By: Paul Palumbo
In what can only be described as the second most baffling legal case in the history of the judicial system, a man claiming to be possessed by the spirit of Jack the Rapper has filed a lawsuit against several prominent historians for libel. Jack claims that at no point did he brutally murder anybody, and the letters sent to the police were wildly misinterpreted when they were examined decades later.
“I thought of some new lyrics, but I wasn’t really sure if they sounded good,” said Jack the [to be determined]. “So I sent them to the police, because they seemed nice and I knew for a fact the commissioner was a lover of the craft. ‘The next job I do I shall clip the lady’s ears off and send them to the police officers just for jolly…?’ That was a metaphor for how nobody listens! I was going to be the next William Knyvett, but those historians have completely twisted my words!”
The historians, led by Alfonse Derdric, claim that to accept this suit into court would be absolutely ludicrous.
“Mr. The Ripper is simply trying to fix the reputation created by his ghastly actions after a century of notoriety,” alleged Derdric by writing it down on a piece of paper and charging us $150 to read it. “This is no different from when the ghost of John Wilkes Booth claimed his assassination of Lincoln was a ‘staged performance gone horribly awry,’ or when an Ouija board contacting Gilles de Rais asserted ‘a deathbed confession cannot be considered proof that I killed over 600 peasant children.’
We asked who Gilles de Rais was, but Derdric only scoffed at us and muttered “typical,” under his breath.
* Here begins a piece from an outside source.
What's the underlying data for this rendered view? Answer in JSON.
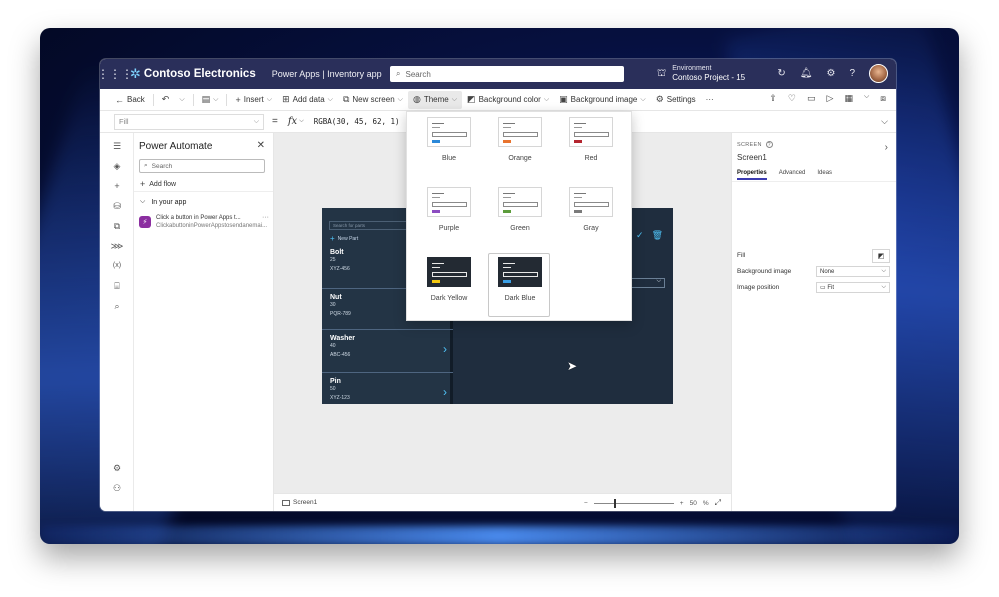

Despite Derdric’s opposition, the two are scheduled to appear in court next week to determine the guilt of Jack the Rapper/Ripper, and by extension the guilt of the historians for libel. Should an unexpected verdict be reached, a new wave of altered history books are sure to send tears down penniless students’ cheeks.